Required action: Nothing in the data should be left out or altered when it is retyped.

START Data extracts

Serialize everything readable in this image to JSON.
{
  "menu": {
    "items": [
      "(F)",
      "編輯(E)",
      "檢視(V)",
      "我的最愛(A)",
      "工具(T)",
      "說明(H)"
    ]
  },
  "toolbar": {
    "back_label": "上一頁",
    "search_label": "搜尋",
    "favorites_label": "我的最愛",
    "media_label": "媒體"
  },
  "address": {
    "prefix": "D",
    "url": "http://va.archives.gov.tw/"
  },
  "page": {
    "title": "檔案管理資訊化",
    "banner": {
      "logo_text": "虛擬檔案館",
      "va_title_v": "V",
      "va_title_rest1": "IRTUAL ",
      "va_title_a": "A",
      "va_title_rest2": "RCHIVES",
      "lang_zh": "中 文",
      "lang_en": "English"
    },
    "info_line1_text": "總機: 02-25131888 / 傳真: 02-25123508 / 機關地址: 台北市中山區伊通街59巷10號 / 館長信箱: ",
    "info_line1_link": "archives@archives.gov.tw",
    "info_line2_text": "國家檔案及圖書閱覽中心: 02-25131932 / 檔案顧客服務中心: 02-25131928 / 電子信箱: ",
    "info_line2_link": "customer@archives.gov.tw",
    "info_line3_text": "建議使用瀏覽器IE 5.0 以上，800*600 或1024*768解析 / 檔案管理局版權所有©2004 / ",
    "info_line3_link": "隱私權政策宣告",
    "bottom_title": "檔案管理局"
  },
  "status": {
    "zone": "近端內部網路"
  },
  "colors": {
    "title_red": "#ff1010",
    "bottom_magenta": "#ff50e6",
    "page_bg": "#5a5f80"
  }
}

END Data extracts

Answer for the task:
Serialize everything readable in this image to JSON.
{
  "menu": {
    "items": [
      "(F)",
      "編輯(E)",
      "檢視(V)",
      "我的最愛(A)",
      "工具(T)",
      "說明(H)"
    ]
  },
  "toolbar": {
    "back_label": "上一頁",
    "search_label": "搜尋",
    "favorites_label": "我的最愛",
    "media_label": "媒體"
  },
  "address": {
    "prefix": "D",
    "url": "http://va.archives.gov.tw/"
  },
  "page": {
    "title": "檔案管理資訊化",
    "banner": {
      "logo_text": "虛擬檔案館",
      "va_title_v": "V",
      "va_title_rest1": "IRTUAL ",
      "va_title_a": "A",
      "va_title_rest2": "RCHIVES",
      "lang_zh": "中 文",
      "lang_en": "English"
    },
    "info_line1_text": "總機: 02-25131888 / 傳真: 02-25123508 / 機關地址: 台北市中山區伊通街59巷10號 / 館長信箱: ",
    "info_line1_link": "archives@archives.gov.tw",
    "info_line2_text": "國家檔案及圖書閱覽中心: 02-25131932 / 檔案顧客服務中心: 02-25131928 / 電子信箱: ",
    "info_line2_link": "customer@archives.gov.tw",
    "info_line3_text": "建議使用瀏覽器IE 5.0 以上，800*600 或1024*768解析 / 檔案管理局版權所有©2004 / ",
    "info_line3_link": "隱私權政策宣告",
    "bottom_title": "檔案管理局"
  },
  "status": {
    "zone": "近端內部網路"
  },
  "colors": {
    "title_red": "#ff1010",
    "bottom_magenta": "#ff50e6",
    "page_bg": "#5a5f80"
  }
}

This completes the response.